To enable efficient browsing of the thousands of links between related information, TradeLawGuide provides comprehensive pinpoint referencing to all content. This means that the exact paragraphs or footnotes of the documents you are browsing are displayed. Comprehensive pinpoint referencing is not available in worldtradelaw.net or wto.org.
TradeLawGuide.com has a Learning Centre that explains how to methodically research WTO law and that provides detailed instructions on how to use its research tools. Instructional videos and manuals are provided.
Users experience substantial efficiency gains when researching WTO law using TradeLawGuide as evidenced in the following statement from a large institutional subscriber to TradeLawGuide:
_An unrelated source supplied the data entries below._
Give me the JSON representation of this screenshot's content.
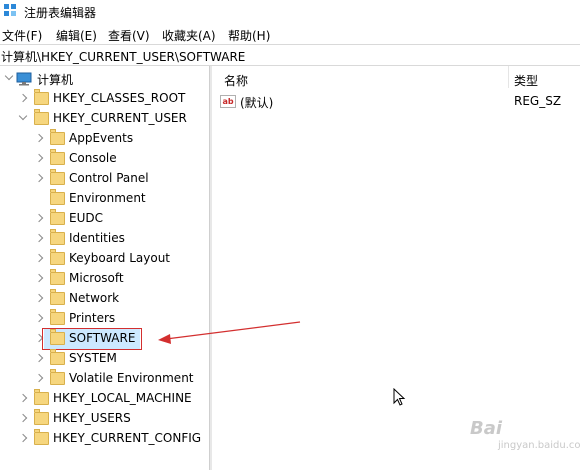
{
  "window": {
    "title": "注册表编辑器"
  },
  "menu": [
    {
      "label": "文件(F)"
    },
    {
      "label": "编辑(E)"
    },
    {
      "label": "查看(V)"
    },
    {
      "label": "收藏夹(A)"
    },
    {
      "label": "帮助(H)"
    }
  ],
  "address": {
    "path": "计算机\\HKEY_CURRENT_USER\\SOFTWARE"
  },
  "tree": {
    "root": "计算机",
    "hives": [
      {
        "label": "HKEY_CLASSES_ROOT"
      },
      {
        "label": "HKEY_CURRENT_USER"
      },
      {
        "label": "HKEY_LOCAL_MACHINE"
      },
      {
        "label": "HKEY_USERS"
      },
      {
        "label": "HKEY_CURRENT_CONFIG"
      }
    ],
    "hkcu_children": [
      {
        "label": "AppEvents"
      },
      {
        "label": "Console"
      },
      {
        "label": "Control Panel"
      },
      {
        "label": "Environment"
      },
      {
        "label": "EUDC"
      },
      {
        "label": "Identities"
      },
      {
        "label": "Keyboard Layout"
      },
      {
        "label": "Microsoft"
      },
      {
        "label": "Network"
      },
      {
        "label": "Printers"
      },
      {
        "label": "SOFTWARE"
      },
      {
        "label": "SYSTEM"
      },
      {
        "label": "Volatile Environment"
      }
    ]
  },
  "list": {
    "columns": {
      "name": "名称",
      "type": "类型"
    },
    "rows": [
      {
        "name": "(默认)",
        "type": "REG_SZ",
        "icon": "string-value-icon"
      }
    ]
  },
  "watermark": {
    "text": "Bai",
    "sub": "jingyan.baidu.com"
  },
  "colors": {
    "selection": "#cce8ff",
    "annotation": "#d32f2f",
    "folder": "#f6d67e"
  }
}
TradeLawGuide's' unique features are invaluable during "meetings" (i.e., hearings) with WTO panels and the Appellate Body. It is particularly helpful when appearing before the Appellate Body because questions must be answered orally during the course of the meeting. The following examples are publicly available questions that were posed by WTO panels.
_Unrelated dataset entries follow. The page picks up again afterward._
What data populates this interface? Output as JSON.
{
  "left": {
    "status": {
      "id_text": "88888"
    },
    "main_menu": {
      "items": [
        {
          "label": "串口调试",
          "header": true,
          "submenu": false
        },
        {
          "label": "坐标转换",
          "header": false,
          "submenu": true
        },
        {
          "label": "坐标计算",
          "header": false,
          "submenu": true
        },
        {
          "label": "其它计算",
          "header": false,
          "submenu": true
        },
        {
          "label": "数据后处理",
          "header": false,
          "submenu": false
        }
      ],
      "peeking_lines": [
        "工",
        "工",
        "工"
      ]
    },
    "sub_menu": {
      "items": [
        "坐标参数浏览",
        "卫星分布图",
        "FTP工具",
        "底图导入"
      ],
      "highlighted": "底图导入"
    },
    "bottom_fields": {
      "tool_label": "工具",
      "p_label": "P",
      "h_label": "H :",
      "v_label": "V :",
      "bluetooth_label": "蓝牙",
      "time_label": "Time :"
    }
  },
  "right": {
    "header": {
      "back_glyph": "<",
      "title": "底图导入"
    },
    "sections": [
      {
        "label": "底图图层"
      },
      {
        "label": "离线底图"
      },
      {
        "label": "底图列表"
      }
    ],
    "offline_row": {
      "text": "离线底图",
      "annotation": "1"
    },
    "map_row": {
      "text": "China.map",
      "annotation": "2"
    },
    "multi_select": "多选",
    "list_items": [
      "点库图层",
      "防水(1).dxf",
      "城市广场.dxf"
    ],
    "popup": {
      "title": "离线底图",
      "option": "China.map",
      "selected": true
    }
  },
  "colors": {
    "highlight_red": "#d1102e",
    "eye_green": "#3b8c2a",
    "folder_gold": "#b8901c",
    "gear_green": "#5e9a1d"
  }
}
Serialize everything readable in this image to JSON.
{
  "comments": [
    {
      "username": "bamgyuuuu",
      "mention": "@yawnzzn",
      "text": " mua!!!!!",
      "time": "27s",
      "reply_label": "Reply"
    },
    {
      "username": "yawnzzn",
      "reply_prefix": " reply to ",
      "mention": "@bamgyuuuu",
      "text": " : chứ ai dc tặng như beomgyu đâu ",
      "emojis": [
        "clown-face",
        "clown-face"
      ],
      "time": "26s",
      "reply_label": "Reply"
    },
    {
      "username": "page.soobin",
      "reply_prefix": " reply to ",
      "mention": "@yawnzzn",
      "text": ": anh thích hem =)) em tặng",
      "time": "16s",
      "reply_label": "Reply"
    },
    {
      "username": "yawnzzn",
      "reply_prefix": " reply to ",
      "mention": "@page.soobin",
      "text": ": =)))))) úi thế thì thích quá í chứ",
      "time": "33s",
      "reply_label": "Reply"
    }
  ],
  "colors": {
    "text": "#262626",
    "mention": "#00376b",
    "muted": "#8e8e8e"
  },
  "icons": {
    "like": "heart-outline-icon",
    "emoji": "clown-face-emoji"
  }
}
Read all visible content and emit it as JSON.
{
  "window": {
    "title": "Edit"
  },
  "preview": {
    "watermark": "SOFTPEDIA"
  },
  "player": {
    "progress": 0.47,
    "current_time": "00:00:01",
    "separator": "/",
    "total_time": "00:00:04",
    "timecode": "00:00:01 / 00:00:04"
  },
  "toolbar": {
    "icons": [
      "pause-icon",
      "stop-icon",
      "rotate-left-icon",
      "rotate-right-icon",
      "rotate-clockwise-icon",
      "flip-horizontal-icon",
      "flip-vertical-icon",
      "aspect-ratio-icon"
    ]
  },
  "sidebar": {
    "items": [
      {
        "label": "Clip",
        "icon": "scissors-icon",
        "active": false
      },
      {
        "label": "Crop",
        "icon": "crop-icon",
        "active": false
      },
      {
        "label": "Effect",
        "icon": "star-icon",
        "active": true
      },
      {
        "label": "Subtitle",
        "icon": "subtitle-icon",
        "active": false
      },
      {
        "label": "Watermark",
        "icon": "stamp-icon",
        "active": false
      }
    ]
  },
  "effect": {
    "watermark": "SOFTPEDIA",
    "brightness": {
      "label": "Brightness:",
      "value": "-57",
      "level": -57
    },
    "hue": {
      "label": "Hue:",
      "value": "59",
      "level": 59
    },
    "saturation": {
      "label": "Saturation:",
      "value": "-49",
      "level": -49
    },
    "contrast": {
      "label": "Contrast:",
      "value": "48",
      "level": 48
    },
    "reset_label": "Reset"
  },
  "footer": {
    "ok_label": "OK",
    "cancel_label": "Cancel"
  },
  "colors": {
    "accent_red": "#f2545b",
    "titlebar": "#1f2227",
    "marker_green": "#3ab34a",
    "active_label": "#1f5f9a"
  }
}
5. Annex 1 of the TBT Agreement provides that the "terms presented in the sixth edition of the ISO/IEC Guide 2 1991, General Terms and Their Definitions Concerning Standardization and Related Activities, shall, when used in this Agreement, have the same meaning as given in the definitions in the said Guide taking into account that services are excluded from the coverage of this Agreement". Does the said Guide contain any definitions that are relevant in the present dispute? What is the relevance of the updated version of the ISO/IEC Guide? (source: http://www.ustr.gov/webfm_send/2468)
Use the Annotated Agreements, text of the TBT Agreement to see all of the ISO terms that overlap the TBT Agreement:
6. In the opinion of the parties, what is the legal value of paragraph 5.2 of the Doha Ministerial Decision on Implementation-related Issues and Concerns of 14 November 2001 (WT/MIN(01)/17)? (source: http://www.ustr.gov/webfm_send/2468)
Use the Treaty Interpretation tool to ascertain the legal status of a Ministerial Decision:
148. To both parties: In EC - Asbestos, the Appellate Body observed that: "a Member may draw distinctions between products which have been found to be 'like', without, for this reason alone, according to the group of 'like' imported products 'less favourable treatment' than that accorded to the group of 'like' domestic products". (EC – Asbestos (AB), para. 100) In light of this determination, and especially the reference to the "groups" of imported and domestic like products, please clarify:
(a) whether, in your view, an assessment of "less favourable treatment" should be based on an examination of the treatment afforded under the measures to the entire group of domestic like products as compared to the treatment afforded to the entire group of like imported products;
(b) whether this implies that all products within the imported products group must be treated less favourably in order for the "less favourable treatment" to exist; and
(c) how the comparison should be conducted in the present dispute (for. ex.comparing the treatment afforded to tuna eligible for the label and not eligible? comparing the treatment afforded to all US products and all Mexican products under the measures? something else?). (source: http://www.ustr.gov/webfm_send/2487)
Use the Jurisprudence Citator to see how the Appellate Body and panels have interpreted and applied the reasoning in paragraph 100 of the Appellate Body report in EC - Asbestos: